Four newly ordained high priests were among the Church leaders who gathered for conference in Hiram, Ohio, in November 1831. They “requested of the Lord to know his will concerning them.” The Lord obliged them with the first twelve verses of section 68. He then added an amendment to previous revelations about the office of bishop. Then he commented on the implications of the bad parenting he saw in the church.1
The Saints resolved to act on this revelation’s instructions regarding bishops and Church discipline.2 Oliver Cowdery took this revelation and others to the Saints in Missouri. The brethren who sought the Lord’s will and received it acted on it pretty well in the short term. Orson Hyde, William McLellin, and the Johnson brothers would all be chosen as apostles in 1835, largely because of their faithfulness to the Lord’s commission in this revelation to preach the gospel by his Holy Spirit. All of them struggled to endure in that commission and were at one time or another antagonistic to the Church.
Section 68 gives a unique definition of scripture as the voice of God communicated by his Holy Spirit to his authorized servants in real time. In dictionaries of Joseph’s day, the word scripture literally meant “what is written.” Then and now the word connoted very old sacred writing. The sooner we get past that confining idea the better. In 1838 Ralph Waldo Emerson urged Harvard graduates “to show us that God is, not was; that He speaketh, not spake.”3 Joseph Smith already had.
The Lord uses this revelation and others to gives instruction on parenting. Children come weak and helpless. Powerless to act for themselves but innately divine, children can be empowered to act for themselves if properly parented. Out of love, God empowers his children to act as he acts. God empowers his children by teaching them law, beginning with the law of the gospel. If children are not taught God’s laws as they mature, they will never have agency or power to act for themselves. Teaching children the law of the gospel is a prerequisite to their gaining the ability to choose and act for themselves.
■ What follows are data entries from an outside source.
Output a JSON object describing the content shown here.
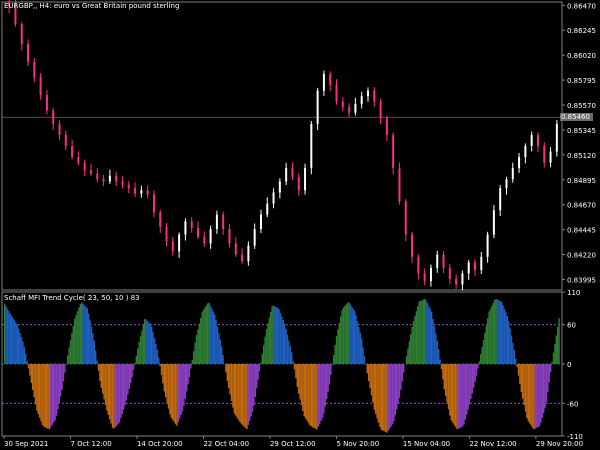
{
  "symbol_title": "EURGBP,, H4:  euro vs Great Britain pound sterling",
  "indicator_title": "Schaff MFI Trend Cycle( 23, 50, 10 ) 83",
  "current_price_label": "0.85460",
  "colors": {
    "background": "#000000",
    "candle_bull": "#ffffff",
    "candle_bear": "#ff2d8a",
    "grid": "#808080",
    "level_line": "#b36bff",
    "hist_green": "#2e7d32",
    "hist_blue": "#1f5fbf",
    "hist_orange": "#c26a10",
    "hist_purple": "#8a3fbf"
  },
  "price_axis": {
    "ticks": [
      "0.86470",
      "0.86245",
      "0.86020",
      "0.85795",
      "0.85570",
      "0.85345",
      "0.85120",
      "0.84895",
      "0.84670",
      "0.84445",
      "0.84220",
      "0.83995"
    ],
    "min": 0.839,
    "max": 0.865
  },
  "indicator_axis": {
    "ticks": [
      "110",
      "60",
      "0",
      "-60",
      "-110"
    ],
    "levels": [
      60,
      -60
    ],
    "min": -110,
    "max": 110
  },
  "time_axis": {
    "labels": [
      "30 Sep 2021",
      "7 Oct 12:00",
      "14 Oct 20:00",
      "22 Oct 04:00",
      "29 Oct 12:00",
      "5 Nov 20:00",
      "15 Nov 04:00",
      "22 Nov 12:00",
      "29 Nov 20:00"
    ]
  },
  "chart_data": {
    "type": "candlestick",
    "title": "EURGBP,, H4:  euro vs Great Britain pound sterling",
    "price_close_path": [
      0.8646,
      0.863,
      0.8612,
      0.8596,
      0.8582,
      0.8566,
      0.8552,
      0.854,
      0.853,
      0.852,
      0.851,
      0.8505,
      0.8498,
      0.8495,
      0.849,
      0.8488,
      0.8493,
      0.8488,
      0.8485,
      0.8482,
      0.8477,
      0.848,
      0.8476,
      0.846,
      0.8447,
      0.8434,
      0.8425,
      0.844,
      0.8452,
      0.8446,
      0.8438,
      0.8432,
      0.8445,
      0.8458,
      0.8445,
      0.8432,
      0.8422,
      0.8416,
      0.843,
      0.8445,
      0.8458,
      0.8468,
      0.8478,
      0.8488,
      0.85,
      0.8492,
      0.848,
      0.85,
      0.854,
      0.857,
      0.8585,
      0.8575,
      0.856,
      0.8555,
      0.855,
      0.8558,
      0.8565,
      0.857,
      0.856,
      0.8545,
      0.853,
      0.85,
      0.847,
      0.844,
      0.842,
      0.8405,
      0.8398,
      0.841,
      0.8422,
      0.841,
      0.84,
      0.8395,
      0.8405,
      0.8415,
      0.8408,
      0.842,
      0.844,
      0.8462,
      0.8482,
      0.849,
      0.85,
      0.851,
      0.852,
      0.853,
      0.852,
      0.8505,
      0.8515,
      0.854
    ],
    "indicator": {
      "name": "Schaff MFI Trend Cycle( 23, 50, 10 ) 83",
      "type": "histogram",
      "values": [
        92,
        75,
        60,
        30,
        -20,
        -70,
        -95,
        -100,
        -85,
        -40,
        20,
        70,
        95,
        85,
        40,
        -30,
        -70,
        -100,
        -90,
        -60,
        -20,
        30,
        70,
        60,
        20,
        -40,
        -80,
        -95,
        -70,
        -20,
        40,
        80,
        95,
        75,
        30,
        -30,
        -75,
        -90,
        -100,
        -70,
        -10,
        50,
        90,
        85,
        60,
        20,
        -40,
        -80,
        -95,
        -100,
        -80,
        -30,
        40,
        85,
        95,
        80,
        40,
        -20,
        -70,
        -100,
        -105,
        -90,
        -50,
        10,
        60,
        95,
        100,
        80,
        30,
        -40,
        -85,
        -100,
        -95,
        -60,
        -20,
        30,
        80,
        100,
        95,
        70,
        20,
        -40,
        -85,
        -100,
        -95,
        -60,
        10,
        70
      ]
    },
    "ylim_price": [
      0.839,
      0.865
    ],
    "ylim_indicator": [
      -110,
      110
    ],
    "grid": false
  }
}
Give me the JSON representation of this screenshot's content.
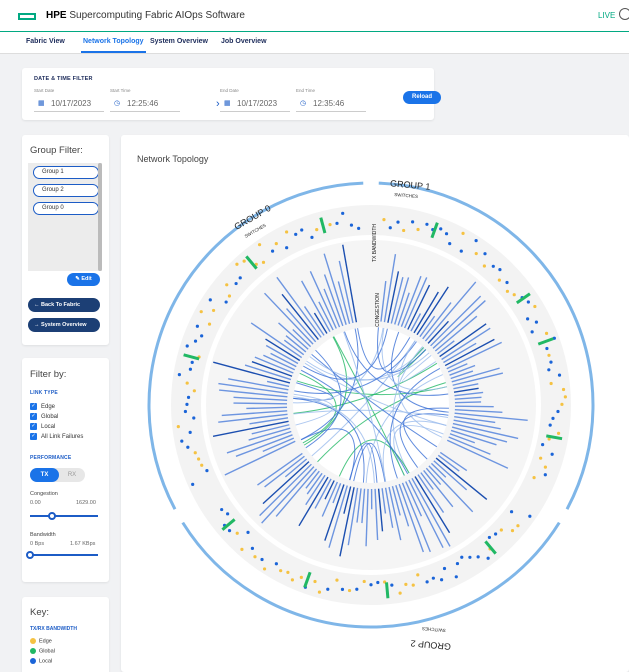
{
  "header": {
    "brand_bold": "HPE",
    "brand_rest": " Supercomputing Fabric AIOps Software",
    "live": "LIVE"
  },
  "tabs": [
    {
      "label": "Fabric View"
    },
    {
      "label": "Network Topology"
    },
    {
      "label": "System Overview"
    },
    {
      "label": "Job Overview"
    }
  ],
  "datetime": {
    "title": "DATE & TIME FILTER",
    "start_date_label": "Start Date",
    "start_date": "10/17/2023",
    "start_time_label": "Start Time",
    "start_time": "12:25:46",
    "end_date_label": "End Date",
    "end_date": "10/17/2023",
    "end_time_label": "End Time",
    "end_time": "12:35:46",
    "reload": "Reload"
  },
  "group_filter": {
    "title": "Group Filter:",
    "groups": [
      "Group 1",
      "Group 2",
      "Group 0"
    ],
    "edit": "✎ Edit",
    "back": "← Back To Fabric",
    "overview": "→ System Overview"
  },
  "filter_by": {
    "title": "Filter by:",
    "link_type_label": "LINK TYPE",
    "link_types": [
      "Edge",
      "Global",
      "Local",
      "All Link Failures"
    ],
    "performance_label": "PERFORMANCE",
    "tx": "TX",
    "rx": "RX",
    "congestion_label": "Congestion",
    "congestion_min": "0.00",
    "congestion_max": "1629.00",
    "congestion_value": 0.33,
    "bandwidth_label": "Bandwidth",
    "bandwidth_min": "0 Bps",
    "bandwidth_max": "1.67 KBps",
    "bandwidth_value": 0.0
  },
  "key": {
    "title": "Key:",
    "section": "TX/RX BANDWIDTH",
    "items": [
      {
        "label": "Edge",
        "color": "#f5c242"
      },
      {
        "label": "Global",
        "color": "#21b864"
      },
      {
        "label": "Local",
        "color": "#1a64d8"
      }
    ]
  },
  "topology": {
    "title": "Network Topology",
    "group_labels": [
      "GROUP 1",
      "GROUP 2",
      "GROUP 0"
    ],
    "switches_label": "SWITCHES",
    "tx_bandwidth_label": "TX BANDWIDTH",
    "congestion_label": "CONGESTION",
    "colors": {
      "edge": "#f5c242",
      "global": "#21b864",
      "local": "#1a64d8",
      "arc": "#7fb6e8"
    }
  }
}
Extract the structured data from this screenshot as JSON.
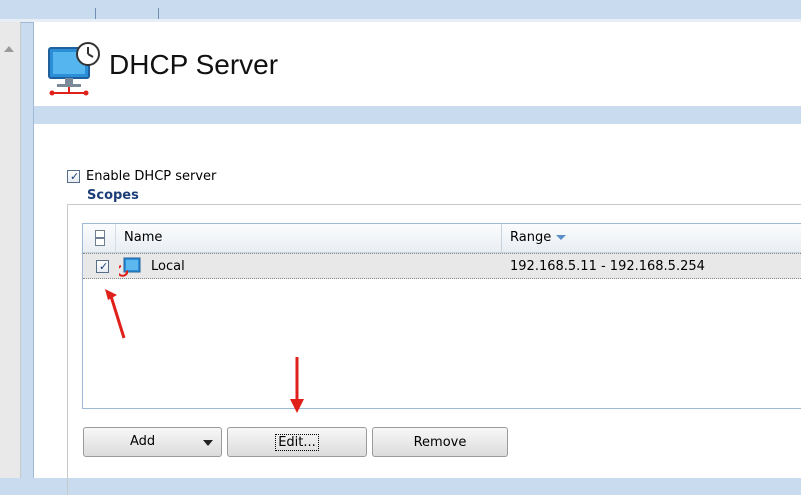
{
  "page": {
    "title": "DHCP Server"
  },
  "enable_dhcp": {
    "label": "Enable DHCP server",
    "checked": true
  },
  "scopes": {
    "legend": "Scopes",
    "columns": {
      "name": "Name",
      "range": "Range"
    },
    "rows": [
      {
        "checked": true,
        "name": "Local",
        "range": "192.168.5.11 - 192.168.5.254"
      }
    ]
  },
  "buttons": {
    "add": "Add",
    "edit": "Edit...",
    "remove": "Remove"
  },
  "colors": {
    "accent": "#c9dcef",
    "legend": "#1d3f78",
    "arrow": "#e0201a"
  },
  "icons": {
    "page": "dhcp-monitor-icon",
    "row": "scope-network-icon"
  }
}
Teaching children the laws of God does not guarantee they will keep them. It does guarantee that they will be able to choose for themselves whether to keep them. Parents who do not teach and therefore do not endow the children with agency will answer to God for deciding for the children rather than empowering them to choose for themselves. This revelation, together with sections 29 and 121, shows how the Lord both teaches and models how to endow children with power by giving them laws and, thus, agency.
1. “History, 1838–1856, volume A-1 [23 December 1805–30 August 1834],” p. 163, The Joseph Smith Papers, accessed June 5, 2020. “Revelation, 1 November 1831–A [D&C 68],” p. 113, The Joseph Smith Papers, accessed June 5, 2020.
2. “Resolved: that the mode and manner of regulating the Church of Christ, take effect from this time, according to a revelation received in Hiram, Portage County, Ohio, Nov. 11, 1831.” Far West Record, July 3, 1832, p. 34.
3. Ralph Waldo Emerson, “An Address,” July 15, 1838, Harvard Divinity School, in Brooks Atkinson, editor, The Complete Essays and Other Writings of Ralph Waldo Emerson (New York: Modern Library, 1950), 80.
From Doctrine and Covenants Minute
Doctrine and Covenants 68 was received during the November 1–2, 1831, conference in Hiram, Ohio, where the decision was made to publish Joseph Smith’s revelations. During the conference, four elders, Orson Hyde, Luke Johnson, Lyman Johnson, and William E. McLellin, approached Joseph Smith and asked for a revelation to know the Lord’s will for them. Joseph later wrote in his history, “As the following Elders were desirous to know the mind of the Lord concerning themselves, I enquired and received [D&C 68]” (Joseph Smith—History, vol. A-1, p. 163). The first part of the revelation, consisting of verses 1–12, is addressed to these four elders.
The second part of the revelation, consisting of verses 13–35, is addressed to the Church generally. This part of the revelation provides valuable information about the office of bishop and gives instruction to the members of the Church about parenting, living the gospel, and prayer. Though this section clearly consists of two separate revelations, every form of the written revelation we know of presents both parts as one. In 1835, additional instructions and clarifications were added to the original 1831 revelation. These additions first appeared in the Evening and Morning Star, a Church-owned newspaper, in June 1835. The publication of the revelation was in line with procedures established at the conference in 1831 that determined to print the revelations. In the conference minutes, the elders present resolved that “Brother Joseph Smith Jr. correct those errors or mistakes which he may discover by the Holy Spirit” (Minutes, 8 November 1831, p. 16, JSP). The new additions provided some clarifications about how bishops could be called and described the creation of the First Presidency as a governing council in the Church. The restoration of the council of the First Presidency took place a few months after the original revelation was received.